** Task directions **
What comes back must be the data itself, retyped exactly.
-- Opening Marker --
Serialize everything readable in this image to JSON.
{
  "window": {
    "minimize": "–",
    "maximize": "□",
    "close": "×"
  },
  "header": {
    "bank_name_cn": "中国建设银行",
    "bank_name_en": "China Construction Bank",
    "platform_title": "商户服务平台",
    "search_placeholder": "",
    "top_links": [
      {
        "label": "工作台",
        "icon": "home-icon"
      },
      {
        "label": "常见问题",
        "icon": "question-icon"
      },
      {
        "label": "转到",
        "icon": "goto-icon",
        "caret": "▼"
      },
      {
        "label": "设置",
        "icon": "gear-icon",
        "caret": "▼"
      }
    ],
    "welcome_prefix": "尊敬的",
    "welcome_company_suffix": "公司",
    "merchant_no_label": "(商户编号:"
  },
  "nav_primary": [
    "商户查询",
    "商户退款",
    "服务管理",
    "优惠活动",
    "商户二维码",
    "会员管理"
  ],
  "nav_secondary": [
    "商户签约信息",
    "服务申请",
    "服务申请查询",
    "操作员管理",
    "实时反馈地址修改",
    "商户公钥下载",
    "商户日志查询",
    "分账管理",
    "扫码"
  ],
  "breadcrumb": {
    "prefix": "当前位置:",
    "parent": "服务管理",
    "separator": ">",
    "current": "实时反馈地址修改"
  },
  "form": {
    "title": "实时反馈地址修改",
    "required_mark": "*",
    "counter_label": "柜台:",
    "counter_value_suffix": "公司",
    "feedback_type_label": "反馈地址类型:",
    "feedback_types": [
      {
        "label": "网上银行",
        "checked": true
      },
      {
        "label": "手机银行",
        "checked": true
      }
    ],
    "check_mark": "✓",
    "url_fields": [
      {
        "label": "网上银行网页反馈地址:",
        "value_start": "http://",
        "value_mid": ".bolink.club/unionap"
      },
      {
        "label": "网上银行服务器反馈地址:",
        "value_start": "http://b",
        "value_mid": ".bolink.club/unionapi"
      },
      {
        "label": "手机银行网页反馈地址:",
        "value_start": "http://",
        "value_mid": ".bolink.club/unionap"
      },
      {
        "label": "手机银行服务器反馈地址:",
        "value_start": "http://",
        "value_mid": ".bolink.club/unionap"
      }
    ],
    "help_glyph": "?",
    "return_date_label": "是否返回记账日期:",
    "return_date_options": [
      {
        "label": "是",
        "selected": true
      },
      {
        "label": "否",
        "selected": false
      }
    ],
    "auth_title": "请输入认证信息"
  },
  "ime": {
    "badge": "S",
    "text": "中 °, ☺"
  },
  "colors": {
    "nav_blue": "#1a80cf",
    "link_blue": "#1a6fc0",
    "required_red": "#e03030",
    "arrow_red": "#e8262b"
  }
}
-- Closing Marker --
** Answer space **
Serialize everything readable in this image to JSON.
{
  "window": {
    "minimize": "–",
    "maximize": "□",
    "close": "×"
  },
  "header": {
    "bank_name_cn": "中国建设银行",
    "bank_name_en": "China Construction Bank",
    "platform_title": "商户服务平台",
    "search_placeholder": "",
    "top_links": [
      {
        "label": "工作台",
        "icon": "home-icon"
      },
      {
        "label": "常见问题",
        "icon": "question-icon"
      },
      {
        "label": "转到",
        "icon": "goto-icon",
        "caret": "▼"
      },
      {
        "label": "设置",
        "icon": "gear-icon",
        "caret": "▼"
      }
    ],
    "welcome_prefix": "尊敬的",
    "welcome_company_suffix": "公司",
    "merchant_no_label": "(商户编号:"
  },
  "nav_primary": [
    "商户查询",
    "商户退款",
    "服务管理",
    "优惠活动",
    "商户二维码",
    "会员管理"
  ],
  "nav_secondary": [
    "商户签约信息",
    "服务申请",
    "服务申请查询",
    "操作员管理",
    "实时反馈地址修改",
    "商户公钥下载",
    "商户日志查询",
    "分账管理",
    "扫码"
  ],
  "breadcrumb": {
    "prefix": "当前位置:",
    "parent": "服务管理",
    "separator": ">",
    "current": "实时反馈地址修改"
  },
  "form": {
    "title": "实时反馈地址修改",
    "required_mark": "*",
    "counter_label": "柜台:",
    "counter_value_suffix": "公司",
    "feedback_type_label": "反馈地址类型:",
    "feedback_types": [
      {
        "label": "网上银行",
        "checked": true
      },
      {
        "label": "手机银行",
        "checked": true
      }
    ],
    "check_mark": "✓",
    "url_fields": [
      {
        "label": "网上银行网页反馈地址:",
        "value_start": "http://",
        "value_mid": ".bolink.club/unionap"
      },
      {
        "label": "网上银行服务器反馈地址:",
        "value_start": "http://b",
        "value_mid": ".bolink.club/unionapi"
      },
      {
        "label": "手机银行网页反馈地址:",
        "value_start": "http://",
        "value_mid": ".bolink.club/unionap"
      },
      {
        "label": "手机银行服务器反馈地址:",
        "value_start": "http://",
        "value_mid": ".bolink.club/unionap"
      }
    ],
    "help_glyph": "?",
    "return_date_label": "是否返回记账日期:",
    "return_date_options": [
      {
        "label": "是",
        "selected": true
      },
      {
        "label": "否",
        "selected": false
      }
    ],
    "auth_title": "请输入认证信息"
  },
  "ime": {
    "badge": "S",
    "text": "中 °, ☺"
  },
  "colors": {
    "nav_blue": "#1a80cf",
    "link_blue": "#1a6fc0",
    "required_red": "#e03030",
    "arrow_red": "#e8262b"
  }
}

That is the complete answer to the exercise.